When five year old Alex arrives at Children’s Therapy Center for his weekly speech-language and feeding therapy session, he can hardly contain his excitement. Dashing through the front door, he makes a beeline for the cubbies against the wall and stashes his coat, shoes and hat in an empty slot.
“Good job, Alex!” says Erin, his therapist. She turns to his mother, Maria. “He has worked hard to learn that routine and now it’s coming to him naturally.”
Diagnosed with Autism Spectrum Disorder (ASD), Alex received both occupational and speech-language therapy through Early Intervention, a program specifically designed for children age birth to three. However like many children with ASD, his symptoms didn’t simply disappear after his third birthday.
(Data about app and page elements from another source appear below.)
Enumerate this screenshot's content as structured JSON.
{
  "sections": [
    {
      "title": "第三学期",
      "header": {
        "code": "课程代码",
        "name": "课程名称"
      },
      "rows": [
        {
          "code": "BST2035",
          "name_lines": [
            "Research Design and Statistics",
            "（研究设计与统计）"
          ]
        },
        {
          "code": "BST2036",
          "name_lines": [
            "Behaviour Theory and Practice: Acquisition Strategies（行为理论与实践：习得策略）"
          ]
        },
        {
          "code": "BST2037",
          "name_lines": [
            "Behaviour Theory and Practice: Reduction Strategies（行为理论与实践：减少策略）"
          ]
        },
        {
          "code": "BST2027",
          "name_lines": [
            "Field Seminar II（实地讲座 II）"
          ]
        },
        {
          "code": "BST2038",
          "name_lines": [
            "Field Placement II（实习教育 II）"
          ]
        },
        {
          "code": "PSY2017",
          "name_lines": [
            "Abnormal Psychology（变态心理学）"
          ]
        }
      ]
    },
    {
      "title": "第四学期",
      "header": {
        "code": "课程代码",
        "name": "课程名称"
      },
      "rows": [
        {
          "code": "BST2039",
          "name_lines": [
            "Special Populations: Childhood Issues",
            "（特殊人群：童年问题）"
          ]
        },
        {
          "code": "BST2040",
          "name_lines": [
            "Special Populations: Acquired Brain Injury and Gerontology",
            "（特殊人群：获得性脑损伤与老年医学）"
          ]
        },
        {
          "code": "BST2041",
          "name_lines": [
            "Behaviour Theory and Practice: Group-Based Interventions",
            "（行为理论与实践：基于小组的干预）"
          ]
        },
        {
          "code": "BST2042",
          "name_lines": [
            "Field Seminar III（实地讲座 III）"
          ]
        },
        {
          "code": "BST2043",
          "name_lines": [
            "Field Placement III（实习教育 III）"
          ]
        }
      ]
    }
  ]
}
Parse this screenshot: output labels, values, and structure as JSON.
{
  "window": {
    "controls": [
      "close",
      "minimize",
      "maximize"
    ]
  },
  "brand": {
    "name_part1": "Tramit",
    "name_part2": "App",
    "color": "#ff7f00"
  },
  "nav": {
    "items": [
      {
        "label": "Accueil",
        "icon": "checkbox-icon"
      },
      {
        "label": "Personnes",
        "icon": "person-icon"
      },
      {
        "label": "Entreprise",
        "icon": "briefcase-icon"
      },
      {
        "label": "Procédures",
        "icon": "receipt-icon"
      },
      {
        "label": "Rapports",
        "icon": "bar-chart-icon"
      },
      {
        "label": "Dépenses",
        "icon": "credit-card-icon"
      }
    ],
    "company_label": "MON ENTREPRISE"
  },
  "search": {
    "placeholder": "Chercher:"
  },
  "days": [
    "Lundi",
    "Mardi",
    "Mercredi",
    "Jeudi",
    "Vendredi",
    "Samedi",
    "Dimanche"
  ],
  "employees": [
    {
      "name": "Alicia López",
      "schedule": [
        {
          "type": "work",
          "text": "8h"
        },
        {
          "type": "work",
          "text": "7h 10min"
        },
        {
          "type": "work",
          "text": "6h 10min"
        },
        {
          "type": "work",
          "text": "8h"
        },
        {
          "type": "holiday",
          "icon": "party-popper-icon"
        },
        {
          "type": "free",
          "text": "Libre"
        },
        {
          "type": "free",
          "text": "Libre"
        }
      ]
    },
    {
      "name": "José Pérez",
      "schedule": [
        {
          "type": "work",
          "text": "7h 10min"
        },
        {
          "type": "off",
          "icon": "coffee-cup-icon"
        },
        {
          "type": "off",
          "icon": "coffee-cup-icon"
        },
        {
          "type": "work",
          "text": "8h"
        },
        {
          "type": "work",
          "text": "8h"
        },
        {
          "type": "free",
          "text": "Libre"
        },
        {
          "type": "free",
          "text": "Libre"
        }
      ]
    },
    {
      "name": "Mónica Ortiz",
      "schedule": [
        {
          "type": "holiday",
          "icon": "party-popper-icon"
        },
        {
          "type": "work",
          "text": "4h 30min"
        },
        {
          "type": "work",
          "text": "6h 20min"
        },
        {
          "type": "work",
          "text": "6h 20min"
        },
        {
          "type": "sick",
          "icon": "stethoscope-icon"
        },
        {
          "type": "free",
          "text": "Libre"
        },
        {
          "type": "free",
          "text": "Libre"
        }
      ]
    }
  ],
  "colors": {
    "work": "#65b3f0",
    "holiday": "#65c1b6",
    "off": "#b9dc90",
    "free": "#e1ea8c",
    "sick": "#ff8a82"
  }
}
“Our pediatrician recommended that he continue to receive therapy,” says Maria. “He gave us a list of places to call but most were too far away and hard to get to by bus – we don’t have a car. Children’s Therapy Center is in our neighborhood. We can walk here, which is so helpful!”
Alex leads the way to the feeding room, where today Erin will work on helping Alex accept new and different foods into his diet. Like many children with ASD, Alex has very specific likes and dislikes when it comes to food. The list of welcomed food includes yogurt, bananas, Oreo cookies, rice, Mexican pasta, soup, Mexican bread, and Lay’s potato chips. He has recently tried apples and – at least for now – finds them acceptable, although Maria acknowledges that might change with no warning.
Erin arranges several small dishes of snacks on the table including orange slices, carrots, crackers and applesauce. Alex becomes agitated at the sight of the carrots, a food to which he has a strong aversion. However, instead of jumping up from his seat and racing off, Alex reaches for his picture communication book, a red notebook filled with pictures that his mother made for him. He opens the book, rapidly searching for a picture of a carrot. He jabs at the picture, shaking his head.
“No carrots today, Alex?” Erin asks, tilting her head to try to make eye contact with him.
Alex refuses the eye contact but continues shaking his head forcefully. “Can you show me ‘no’ Alex?” Erin asks. “Show me the picture for ‘no.’” Alex scans the page and then flips to another one, where he identifies the picture he’s seeking. “Good, Alex!” Erin says. “You said ‘no carrots’ so we’re not going to have any carrots today!” She gently moves the dish of carrots off to the side and Alex’s anxiety subsides.
“Alex is learning how to communicate vocally as well as through pictures, which can help him manage his emotions,” Erin explains. “Without a reliable, effective way to communicate he can’t explain his needs. When a child can’t do that, it’s incredibly frustrating for them. They end up having to express themselves in other less effective and potentially damaging ways such as running away or hiding.”
Maria says that she and her husband made the decision that she should quit her job in order to stay home with Alex. “I wanted to,” she says. “The more time I spend with him, the more he improves. Unless we practice [what we’re learning in therapy] with him constantly, what’s the point of taking him to therapy? Alex and I are learning together.”
Her son’s achievements delight Maria. “Alex loves coming here,” she says. “It’s fun for him. When you make things fun for a child, they learn more. He thinks therapy is all about play time!” Her biggest goals for Alex are to continue working on communication, potty training and the transition to a full day of school. Alex is currently on the waiting list at CTC to receive occupational therapy in addition to speech-language therapy.
Very little gets past this curious, perceptive little boy. Spying a UPS driver coming through the lobby door to deliver a package at the front desk, Alex calls out, “Hola!” Then he adds sternly, “No diapers!” His mother laughs. “I buy his diapers in bulk and have them delivered by UPS to the house,” she explains. “He is not a fan of diapers. Maybe that will motivate him for potty training!”